YouTube turns pay-per-view
YouTube announced that it will make movies from the 2009 and 2010 Sundance film festivals available for online rental. It’s the first time that YouTube, which historically has offered its video free, will charge users.
The world's most popular free video Website is getting into the pay-per-view business.
announced that it will make movies from the 2009 and 2010 Sundance film festivals available for online rental. It's the first time that
, which historically has offered its video free, will charge users.
Offering a pay service is a clear sign that Google, which has struggled to make a profitable business out of
after buying it in 2006 for $1.65 billion, is looking for new ways to monetise the service. Luring advertisers to YouTube has been difficult because they have shied away from some of the content uploaded by users.
The Sundance movies are just a prologue for a much more ambitious pay-per-view venture, said people familiar with
's plans, who spoke on condition of anonymity because they weren't authorised to discuss the matter.
The Website is also expected to make other TV shows and Hollywood films available for rent.
spokesman, while declining to elaborate, said in an e-mail that in "the coming weeks we'll also invite a small group of partners across other industries, in addition to independent film, to participate in this new option.'
Most of the Sundance films are being offered for $3.99 each (₹184), to be viewed during a 48-hour period. Offering pay-per-view movies and TV shows will put
up against competitors like Apple's iTunes Store and
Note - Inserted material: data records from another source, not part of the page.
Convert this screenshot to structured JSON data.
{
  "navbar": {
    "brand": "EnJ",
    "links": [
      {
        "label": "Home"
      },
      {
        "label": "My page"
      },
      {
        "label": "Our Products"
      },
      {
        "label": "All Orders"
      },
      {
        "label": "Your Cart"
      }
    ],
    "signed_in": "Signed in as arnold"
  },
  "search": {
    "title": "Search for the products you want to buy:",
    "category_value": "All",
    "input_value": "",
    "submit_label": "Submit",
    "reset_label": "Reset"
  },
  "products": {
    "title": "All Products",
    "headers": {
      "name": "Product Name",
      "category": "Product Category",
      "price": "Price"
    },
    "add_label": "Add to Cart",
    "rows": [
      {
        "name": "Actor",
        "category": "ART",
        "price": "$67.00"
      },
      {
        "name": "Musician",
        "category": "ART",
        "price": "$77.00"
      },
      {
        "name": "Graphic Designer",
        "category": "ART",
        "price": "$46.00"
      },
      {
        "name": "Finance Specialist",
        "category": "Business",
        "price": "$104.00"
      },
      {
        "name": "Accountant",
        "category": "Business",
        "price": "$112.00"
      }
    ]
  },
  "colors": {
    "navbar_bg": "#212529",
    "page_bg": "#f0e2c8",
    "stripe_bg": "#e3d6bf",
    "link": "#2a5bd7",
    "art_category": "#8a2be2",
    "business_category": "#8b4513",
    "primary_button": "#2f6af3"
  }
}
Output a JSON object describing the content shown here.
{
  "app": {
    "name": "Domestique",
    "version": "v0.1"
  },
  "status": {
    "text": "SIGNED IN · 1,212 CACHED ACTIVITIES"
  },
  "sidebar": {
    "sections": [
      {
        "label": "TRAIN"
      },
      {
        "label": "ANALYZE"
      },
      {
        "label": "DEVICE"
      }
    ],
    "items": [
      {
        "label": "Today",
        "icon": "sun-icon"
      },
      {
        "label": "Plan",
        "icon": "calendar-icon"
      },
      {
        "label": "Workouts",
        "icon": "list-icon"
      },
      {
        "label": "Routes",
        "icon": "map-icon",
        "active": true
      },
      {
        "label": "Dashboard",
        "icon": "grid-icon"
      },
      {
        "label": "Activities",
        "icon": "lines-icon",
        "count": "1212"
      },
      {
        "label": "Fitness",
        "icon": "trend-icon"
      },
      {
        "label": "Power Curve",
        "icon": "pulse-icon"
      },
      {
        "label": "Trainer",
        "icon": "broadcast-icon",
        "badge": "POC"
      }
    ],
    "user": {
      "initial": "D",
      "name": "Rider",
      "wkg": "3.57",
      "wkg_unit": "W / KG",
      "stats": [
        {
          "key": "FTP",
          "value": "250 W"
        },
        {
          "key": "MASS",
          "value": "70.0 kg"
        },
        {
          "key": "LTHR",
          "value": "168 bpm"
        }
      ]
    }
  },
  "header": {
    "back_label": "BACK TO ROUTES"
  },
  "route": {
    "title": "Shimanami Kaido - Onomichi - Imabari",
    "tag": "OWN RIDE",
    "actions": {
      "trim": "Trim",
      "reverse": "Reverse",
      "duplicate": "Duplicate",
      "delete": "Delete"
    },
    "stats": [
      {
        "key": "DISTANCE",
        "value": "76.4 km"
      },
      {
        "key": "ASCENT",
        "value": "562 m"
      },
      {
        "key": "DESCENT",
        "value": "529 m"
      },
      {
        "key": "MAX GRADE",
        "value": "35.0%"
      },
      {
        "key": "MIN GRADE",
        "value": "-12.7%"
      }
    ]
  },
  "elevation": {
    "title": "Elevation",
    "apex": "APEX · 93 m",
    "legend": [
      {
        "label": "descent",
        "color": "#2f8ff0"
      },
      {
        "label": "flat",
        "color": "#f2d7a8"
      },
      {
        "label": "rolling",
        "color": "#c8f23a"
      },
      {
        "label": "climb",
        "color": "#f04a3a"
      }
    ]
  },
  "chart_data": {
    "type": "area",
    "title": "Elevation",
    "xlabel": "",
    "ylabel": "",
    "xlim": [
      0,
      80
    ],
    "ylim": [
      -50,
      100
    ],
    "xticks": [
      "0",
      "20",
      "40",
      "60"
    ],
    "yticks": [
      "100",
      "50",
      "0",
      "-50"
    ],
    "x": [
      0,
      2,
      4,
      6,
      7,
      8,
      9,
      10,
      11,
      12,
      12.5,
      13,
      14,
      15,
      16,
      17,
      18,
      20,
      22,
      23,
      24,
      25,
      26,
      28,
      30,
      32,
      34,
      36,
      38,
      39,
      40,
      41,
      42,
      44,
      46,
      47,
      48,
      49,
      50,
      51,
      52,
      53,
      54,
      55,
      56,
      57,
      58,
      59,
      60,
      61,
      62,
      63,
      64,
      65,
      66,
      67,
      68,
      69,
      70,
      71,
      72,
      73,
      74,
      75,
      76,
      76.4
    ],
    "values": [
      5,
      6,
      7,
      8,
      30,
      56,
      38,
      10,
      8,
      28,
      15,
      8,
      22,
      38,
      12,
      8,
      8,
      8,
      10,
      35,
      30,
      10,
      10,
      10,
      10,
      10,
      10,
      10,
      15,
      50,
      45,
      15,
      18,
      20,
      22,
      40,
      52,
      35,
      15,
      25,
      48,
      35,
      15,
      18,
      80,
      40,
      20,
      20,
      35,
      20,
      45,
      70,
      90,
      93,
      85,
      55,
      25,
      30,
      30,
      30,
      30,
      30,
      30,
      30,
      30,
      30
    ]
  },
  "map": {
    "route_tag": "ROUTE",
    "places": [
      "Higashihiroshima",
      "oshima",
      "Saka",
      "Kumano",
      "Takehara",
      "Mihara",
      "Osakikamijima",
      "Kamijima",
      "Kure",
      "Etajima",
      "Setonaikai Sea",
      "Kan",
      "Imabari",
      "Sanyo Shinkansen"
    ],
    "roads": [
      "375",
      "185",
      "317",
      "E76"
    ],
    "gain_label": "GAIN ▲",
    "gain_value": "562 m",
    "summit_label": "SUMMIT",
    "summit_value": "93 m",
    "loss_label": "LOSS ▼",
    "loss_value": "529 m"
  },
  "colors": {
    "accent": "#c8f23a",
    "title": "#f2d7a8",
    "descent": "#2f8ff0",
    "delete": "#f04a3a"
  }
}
has the advantage of a huge audience that comes to its site for free videos. It streamed more than 12 billion videos in November, according to Comscore.